Palm oil is an edible vegetable oil that comes from the fruit of the oil palm tree, Elaeis guineensis. It is is an extremely useful oil that can be found in about 50% of supermarket items today. It is known as the most efficiently produced vegetable oil as it takes the least amount of land to successfully produce. While palm oil is extremely effective, it is currently one of the primary reasons for the deforestation of wildlife and orangutans and also is a major contributor to greenhouse gas emissions.
The debates on sustainable options versus avoiding palm oil altogether are ongoing. Based on current scientific research, avoiding palm oil altogether may actually worsen the issues at hand. Currently, we advocate for the preservation of all remaining rainforests and disagree with anything that would further any destruction of existing forests. We support the practice of producing and consuming ethically and sustainably sourced palm oil from Southeast Asia.
“Avoiding palm oil could have worse effects because it might take support away from companies that are trying hard to improve the situation. This could encourage companies to use other products that may have even more impact on the environment. Palm oil is by far the most efficient vegetable oil to grow as it takes less land to produce than other vegetable oils. Palm oil can be produced in a responsible manner that respects the environment and the communities where it is commonly grown.”
Cetyl Palmitate and Octyl Palmitate
Elaeis Guineensis (Taxonomic name for palm oil)
Hexadecylic or Palmitic Acid
Hydrated Palm Glycerides
Palm Oil Kernal
Palmitate (anything with Palmitate at the end*)
Emulsifier 422, 430-36, 470-8, 481-483, 493-5
Sodium Dodecyl Sulphate (SDS or NaDS)
Sodium Isostearoyl Lactylaye
Sodium Laureth Sulphate
Sodium Lauryl Sulphates
Steareth – 2 & Steareth – 20
Stearic Acid Vegetable Oil
The Cheyenne Mountain Zoo maintains the most updated list of companies and products that are members of RSPO and reportedly work toward sustainable production of oil palm. These companies claim to promote true sustainable agroforestry. To see a list of these companies and their products visit: http://www.cmzoo.org/docs/palmOilShoppingGuide.pdf

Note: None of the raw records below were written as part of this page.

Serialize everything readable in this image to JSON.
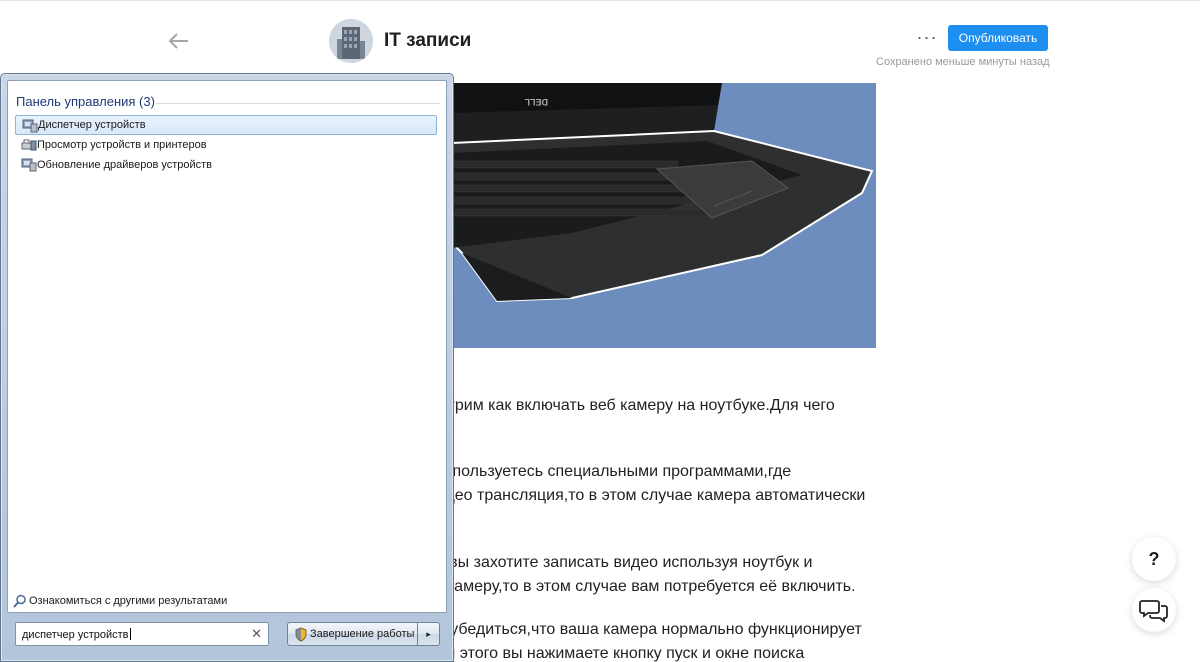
{
  "editor": {
    "channel_title": "IT записи",
    "more_label": "···",
    "publish_label": "Опубликовать",
    "saved_status": "Сохранено меньше минуты назад"
  },
  "article": {
    "paragraphs": [
      "мотрим как включать веб камеру на ноутбуке.Для чего",
      "вы пользуетесь специальными программами,где",
      "видео трансляция,то в этом случае камера автоматически",
      "ру вы захотите записать видео используя ноутбук и",
      "го камеру,то в этом случае вам потребуется её включить.",
      "но убедиться,что ваша камера нормально функционирует",
      "для этого вы нажимаете кнопку пуск и окне поиска"
    ],
    "image_brand": "DELL"
  },
  "floating": {
    "help_label": "?"
  },
  "start_menu": {
    "section_header": "Панель управления (3)",
    "results": [
      {
        "label": "Диспетчер устройств",
        "icon": "device-manager-icon",
        "selected": true
      },
      {
        "label": "Просмотр устройств и принтеров",
        "icon": "devices-printers-icon",
        "selected": false
      },
      {
        "label": "Обновление драйверов устройств",
        "icon": "driver-update-icon",
        "selected": false
      }
    ],
    "more_results_label": "Ознакомиться с другими результатами",
    "search_value": "диспетчер устройств",
    "clear_label": "✕",
    "shutdown_label": "Завершение работы",
    "shutdown_arrow": "▸"
  },
  "colors": {
    "publish_blue": "#1d8ff0",
    "image_background": "#6d8dbf",
    "selection_border": "#8fb4de"
  }
}
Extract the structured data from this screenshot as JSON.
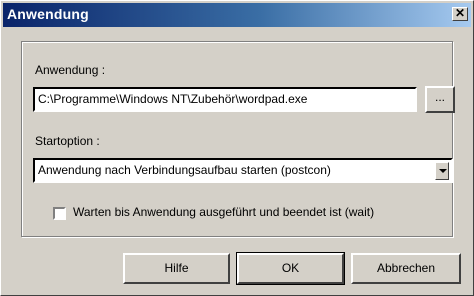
{
  "window": {
    "title": "Anwendung",
    "close_glyph": "✕"
  },
  "group": {
    "app_label": "Anwendung :",
    "app_path": "C:\\Programme\\Windows NT\\Zubehör\\wordpad.exe",
    "browse_label": "...",
    "startoption_label": "Startoption :",
    "startoption_value": "Anwendung nach Verbindungsaufbau starten  (postcon)",
    "wait_label": "Warten bis Anwendung ausgeführt und beendet ist  (wait)",
    "wait_checked": false
  },
  "buttons": {
    "help": "Hilfe",
    "ok": "OK",
    "cancel": "Abbrechen"
  },
  "icons": {
    "close": "close-icon",
    "dropdown": "chevron-down-icon",
    "checkbox": "checkbox-icon"
  },
  "colors": {
    "titlebar_start": "#0a246a",
    "titlebar_end": "#a6caf0",
    "window_bg": "#d4d0c8"
  }
}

Many items that we use in our everyday life are contributors to the deforestation of the Southeast Asian rainforests where the orangutans live. Choosing products that use sustainable resources or avoiding the materials that are harming orangutans’ habitats can greatly help with conservation efforts. We have gathered a list of materials and products that are known to negatively affect orangutans and their habitat.
Tropical plywood refers to any type of wood that grows from trees in the tropical rainforests. It is often used for construction projects due to its low cost, however, the overharvesting of this popular wood has caused significant deforestation and devastation to the South East Asian rainforests.
Ramin hardwood is from an endangered species of tree that is used to create ramin dowels is logged and imported from Indonesia and Malaysia. Ramin dowels are often even used in products that claim to be “Made in the USA”.
Rayon, also known as viscose, which is pupled from the many of the trees found in the rainforests in Indonesia and Malaysia. Rayon popularly used in various forms of clothing items. The over-harvesting of these trees leads to rainforest deforestation.
The Indonesian and Malaysian hardwoods, teak, ebony, sandalwood, and ironwood that is collected should also be avoided due to their slow-growing nature. The overharvesting of these materials greatly endangers the wildlife that depends on their existence within the rainforest.